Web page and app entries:
^^^^

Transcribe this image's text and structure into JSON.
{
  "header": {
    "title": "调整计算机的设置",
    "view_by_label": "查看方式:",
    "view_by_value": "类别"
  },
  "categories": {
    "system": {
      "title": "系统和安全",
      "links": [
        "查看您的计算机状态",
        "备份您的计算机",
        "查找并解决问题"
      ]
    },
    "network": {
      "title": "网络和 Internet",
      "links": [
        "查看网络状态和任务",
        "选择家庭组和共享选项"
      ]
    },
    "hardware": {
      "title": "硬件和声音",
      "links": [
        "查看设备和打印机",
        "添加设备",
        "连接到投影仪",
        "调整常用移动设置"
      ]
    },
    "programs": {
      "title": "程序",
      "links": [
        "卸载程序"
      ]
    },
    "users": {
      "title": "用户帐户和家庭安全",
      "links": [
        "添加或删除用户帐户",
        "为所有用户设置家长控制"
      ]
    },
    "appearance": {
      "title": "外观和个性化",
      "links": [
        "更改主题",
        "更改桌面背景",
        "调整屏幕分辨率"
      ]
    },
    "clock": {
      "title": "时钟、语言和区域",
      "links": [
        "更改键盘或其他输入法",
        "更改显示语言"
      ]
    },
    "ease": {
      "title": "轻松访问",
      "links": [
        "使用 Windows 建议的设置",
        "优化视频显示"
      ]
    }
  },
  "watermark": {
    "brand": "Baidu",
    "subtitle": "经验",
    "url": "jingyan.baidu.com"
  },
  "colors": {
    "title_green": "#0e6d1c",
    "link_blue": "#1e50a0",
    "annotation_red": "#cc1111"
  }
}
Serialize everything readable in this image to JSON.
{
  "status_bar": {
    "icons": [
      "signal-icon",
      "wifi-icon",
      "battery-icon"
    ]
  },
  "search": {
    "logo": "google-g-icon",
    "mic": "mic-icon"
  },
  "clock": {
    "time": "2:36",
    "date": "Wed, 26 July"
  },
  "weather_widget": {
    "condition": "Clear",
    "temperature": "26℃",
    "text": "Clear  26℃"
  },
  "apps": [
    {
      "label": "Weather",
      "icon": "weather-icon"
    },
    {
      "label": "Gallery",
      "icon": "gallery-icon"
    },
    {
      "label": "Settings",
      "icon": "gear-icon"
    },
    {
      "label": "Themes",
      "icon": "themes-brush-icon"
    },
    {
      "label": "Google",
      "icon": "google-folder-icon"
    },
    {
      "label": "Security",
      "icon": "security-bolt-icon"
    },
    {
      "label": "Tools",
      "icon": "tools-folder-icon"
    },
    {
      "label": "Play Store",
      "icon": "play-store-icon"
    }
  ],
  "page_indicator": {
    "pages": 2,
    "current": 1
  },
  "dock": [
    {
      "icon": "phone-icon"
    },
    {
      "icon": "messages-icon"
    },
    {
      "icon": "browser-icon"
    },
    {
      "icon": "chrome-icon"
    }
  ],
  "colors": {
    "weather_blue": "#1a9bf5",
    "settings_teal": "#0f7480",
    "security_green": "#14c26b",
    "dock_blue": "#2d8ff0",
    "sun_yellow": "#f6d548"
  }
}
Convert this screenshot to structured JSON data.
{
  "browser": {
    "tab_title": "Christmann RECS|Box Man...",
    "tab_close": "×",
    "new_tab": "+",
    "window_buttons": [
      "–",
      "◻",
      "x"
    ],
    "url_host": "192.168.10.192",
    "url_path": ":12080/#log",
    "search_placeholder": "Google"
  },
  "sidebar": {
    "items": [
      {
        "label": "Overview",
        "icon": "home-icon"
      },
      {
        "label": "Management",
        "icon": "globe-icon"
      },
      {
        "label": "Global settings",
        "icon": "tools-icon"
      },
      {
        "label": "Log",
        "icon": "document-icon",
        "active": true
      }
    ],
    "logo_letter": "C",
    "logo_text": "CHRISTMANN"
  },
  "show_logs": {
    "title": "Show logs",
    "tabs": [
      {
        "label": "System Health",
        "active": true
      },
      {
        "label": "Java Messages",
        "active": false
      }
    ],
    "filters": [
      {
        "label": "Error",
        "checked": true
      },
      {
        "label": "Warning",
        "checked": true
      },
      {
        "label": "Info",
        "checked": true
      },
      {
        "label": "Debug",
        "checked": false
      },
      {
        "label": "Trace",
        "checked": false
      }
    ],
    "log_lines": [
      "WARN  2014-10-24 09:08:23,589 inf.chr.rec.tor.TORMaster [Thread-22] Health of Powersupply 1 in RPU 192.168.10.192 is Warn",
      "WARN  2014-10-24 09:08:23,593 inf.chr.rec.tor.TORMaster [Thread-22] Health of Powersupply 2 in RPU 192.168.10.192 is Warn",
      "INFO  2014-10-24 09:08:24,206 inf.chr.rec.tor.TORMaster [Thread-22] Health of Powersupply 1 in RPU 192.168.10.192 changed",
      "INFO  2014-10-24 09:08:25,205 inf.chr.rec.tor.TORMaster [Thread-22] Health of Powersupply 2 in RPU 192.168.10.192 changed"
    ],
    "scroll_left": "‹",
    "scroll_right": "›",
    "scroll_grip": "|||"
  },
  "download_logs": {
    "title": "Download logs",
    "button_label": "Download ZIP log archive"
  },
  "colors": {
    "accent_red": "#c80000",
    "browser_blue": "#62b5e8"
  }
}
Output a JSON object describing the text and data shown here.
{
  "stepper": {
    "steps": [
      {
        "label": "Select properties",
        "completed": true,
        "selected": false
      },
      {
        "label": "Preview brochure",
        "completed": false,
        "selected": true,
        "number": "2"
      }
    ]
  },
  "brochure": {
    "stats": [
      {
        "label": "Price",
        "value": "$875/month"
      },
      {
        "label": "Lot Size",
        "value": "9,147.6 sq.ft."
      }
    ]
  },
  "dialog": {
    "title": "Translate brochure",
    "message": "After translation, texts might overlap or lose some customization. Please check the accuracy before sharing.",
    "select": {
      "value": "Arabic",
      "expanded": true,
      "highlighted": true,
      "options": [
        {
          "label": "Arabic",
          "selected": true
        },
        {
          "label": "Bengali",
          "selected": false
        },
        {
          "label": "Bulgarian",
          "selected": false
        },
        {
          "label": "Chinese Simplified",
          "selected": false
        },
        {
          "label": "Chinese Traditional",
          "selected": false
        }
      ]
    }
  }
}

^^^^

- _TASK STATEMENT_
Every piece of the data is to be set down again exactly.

- _ANSWER SECTION_
Transcribe this image's text and structure into JSON.
{
  "header": {
    "title": "调整计算机的设置",
    "view_by_label": "查看方式:",
    "view_by_value": "类别"
  },
  "categories": {
    "system": {
      "title": "系统和安全",
      "links": [
        "查看您的计算机状态",
        "备份您的计算机",
        "查找并解决问题"
      ]
    },
    "network": {
      "title": "网络和 Internet",
      "links": [
        "查看网络状态和任务",
        "选择家庭组和共享选项"
      ]
    },
    "hardware": {
      "title": "硬件和声音",
      "links": [
        "查看设备和打印机",
        "添加设备",
        "连接到投影仪",
        "调整常用移动设置"
      ]
    },
    "programs": {
      "title": "程序",
      "links": [
        "卸载程序"
      ]
    },
    "users": {
      "title": "用户帐户和家庭安全",
      "links": [
        "添加或删除用户帐户",
        "为所有用户设置家长控制"
      ]
    },
    "appearance": {
      "title": "外观和个性化",
      "links": [
        "更改主题",
        "更改桌面背景",
        "调整屏幕分辨率"
      ]
    },
    "clock": {
      "title": "时钟、语言和区域",
      "links": [
        "更改键盘或其他输入法",
        "更改显示语言"
      ]
    },
    "ease": {
      "title": "轻松访问",
      "links": [
        "使用 Windows 建议的设置",
        "优化视频显示"
      ]
    }
  },
  "watermark": {
    "brand": "Baidu",
    "subtitle": "经验",
    "url": "jingyan.baidu.com"
  },
  "colors": {
    "title_green": "#0e6d1c",
    "link_blue": "#1e50a0",
    "annotation_red": "#cc1111"
  }
}
Serialize everything readable in this image to JSON.
{
  "status_bar": {
    "icons": [
      "signal-icon",
      "wifi-icon",
      "battery-icon"
    ]
  },
  "search": {
    "logo": "google-g-icon",
    "mic": "mic-icon"
  },
  "clock": {
    "time": "2:36",
    "date": "Wed, 26 July"
  },
  "weather_widget": {
    "condition": "Clear",
    "temperature": "26℃",
    "text": "Clear  26℃"
  },
  "apps": [
    {
      "label": "Weather",
      "icon": "weather-icon"
    },
    {
      "label": "Gallery",
      "icon": "gallery-icon"
    },
    {
      "label": "Settings",
      "icon": "gear-icon"
    },
    {
      "label": "Themes",
      "icon": "themes-brush-icon"
    },
    {
      "label": "Google",
      "icon": "google-folder-icon"
    },
    {
      "label": "Security",
      "icon": "security-bolt-icon"
    },
    {
      "label": "Tools",
      "icon": "tools-folder-icon"
    },
    {
      "label": "Play Store",
      "icon": "play-store-icon"
    }
  ],
  "page_indicator": {
    "pages": 2,
    "current": 1
  },
  "dock": [
    {
      "icon": "phone-icon"
    },
    {
      "icon": "messages-icon"
    },
    {
      "icon": "browser-icon"
    },
    {
      "icon": "chrome-icon"
    }
  ],
  "colors": {
    "weather_blue": "#1a9bf5",
    "settings_teal": "#0f7480",
    "security_green": "#14c26b",
    "dock_blue": "#2d8ff0",
    "sun_yellow": "#f6d548"
  }
}
Convert this screenshot to structured JSON data.
{
  "browser": {
    "tab_title": "Christmann RECS|Box Man...",
    "tab_close": "×",
    "new_tab": "+",
    "window_buttons": [
      "–",
      "◻",
      "x"
    ],
    "url_host": "192.168.10.192",
    "url_path": ":12080/#log",
    "search_placeholder": "Google"
  },
  "sidebar": {
    "items": [
      {
        "label": "Overview",
        "icon": "home-icon"
      },
      {
        "label": "Management",
        "icon": "globe-icon"
      },
      {
        "label": "Global settings",
        "icon": "tools-icon"
      },
      {
        "label": "Log",
        "icon": "document-icon",
        "active": true
      }
    ],
    "logo_letter": "C",
    "logo_text": "CHRISTMANN"
  },
  "show_logs": {
    "title": "Show logs",
    "tabs": [
      {
        "label": "System Health",
        "active": true
      },
      {
        "label": "Java Messages",
        "active": false
      }
    ],
    "filters": [
      {
        "label": "Error",
        "checked": true
      },
      {
        "label": "Warning",
        "checked": true
      },
      {
        "label": "Info",
        "checked": true
      },
      {
        "label": "Debug",
        "checked": false
      },
      {
        "label": "Trace",
        "checked": false
      }
    ],
    "log_lines": [
      "WARN  2014-10-24 09:08:23,589 inf.chr.rec.tor.TORMaster [Thread-22] Health of Powersupply 1 in RPU 192.168.10.192 is Warn",
      "WARN  2014-10-24 09:08:23,593 inf.chr.rec.tor.TORMaster [Thread-22] Health of Powersupply 2 in RPU 192.168.10.192 is Warn",
      "INFO  2014-10-24 09:08:24,206 inf.chr.rec.tor.TORMaster [Thread-22] Health of Powersupply 1 in RPU 192.168.10.192 changed",
      "INFO  2014-10-24 09:08:25,205 inf.chr.rec.tor.TORMaster [Thread-22] Health of Powersupply 2 in RPU 192.168.10.192 changed"
    ],
    "scroll_left": "‹",
    "scroll_right": "›",
    "scroll_grip": "|||"
  },
  "download_logs": {
    "title": "Download logs",
    "button_label": "Download ZIP log archive"
  },
  "colors": {
    "accent_red": "#c80000",
    "browser_blue": "#62b5e8"
  }
}
Output a JSON object describing the text and data shown here.
{
  "stepper": {
    "steps": [
      {
        "label": "Select properties",
        "completed": true,
        "selected": false
      },
      {
        "label": "Preview brochure",
        "completed": false,
        "selected": true,
        "number": "2"
      }
    ]
  },
  "brochure": {
    "stats": [
      {
        "label": "Price",
        "value": "$875/month"
      },
      {
        "label": "Lot Size",
        "value": "9,147.6 sq.ft."
      }
    ]
  },
  "dialog": {
    "title": "Translate brochure",
    "message": "After translation, texts might overlap or lose some customization. Please check the accuracy before sharing.",
    "select": {
      "value": "Arabic",
      "expanded": true,
      "highlighted": true,
      "options": [
        {
          "label": "Arabic",
          "selected": true
        },
        {
          "label": "Bengali",
          "selected": false
        },
        {
          "label": "Bulgarian",
          "selected": false
        },
        {
          "label": "Chinese Simplified",
          "selected": false
        },
        {
          "label": "Chinese Traditional",
          "selected": false
        }
      ]
    }
  }
}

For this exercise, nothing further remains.